Published September 1, 1987 - More info
This study was undertaken to examine some of the cellular ionic mechanisms responsible for the cerebral vasospasm that occurs as a consequence of subarachnoid hemorrhage (SAH). After cisternal injection of autologous blood we documented spasm of the basilar artery upon angiography from 4 to 7 d postictus in six dogs. When these basilar arteries were isolated we observed marked membrane depolarization and enhanced electrical spike activity compared with controls. The slope of the membrane potential vs log [K]0 curve was significantly reduced in arteries exposed to SAH. Further analysis supported the concept that such altered muscle cell properties resulted from reduction in resting K+ conductance (gk). Exposure of arteries in vitro to nicorandil (10(-9)-10(-7)M) (a drug which acts by increasing gk) hyperpolarized the muscle cells and increased internal diameter.
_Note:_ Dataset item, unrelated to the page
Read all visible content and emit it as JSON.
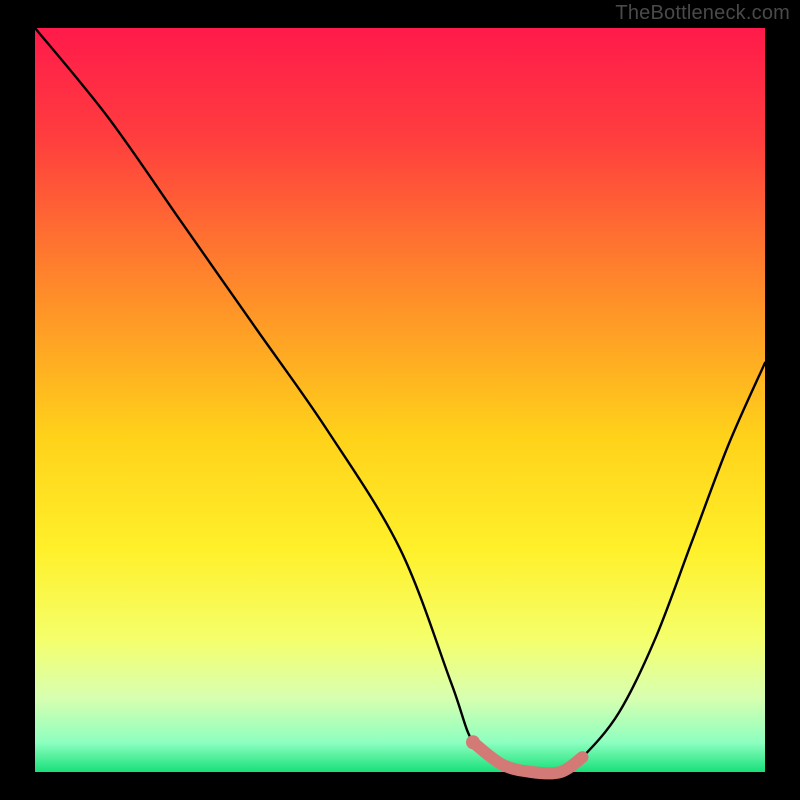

Infusion of nicorandil (3-5 micrograms/kg per min) to intact, anesthetized animals reversed, by 50%, the reduction in basilar artery diameter after experimental SAH.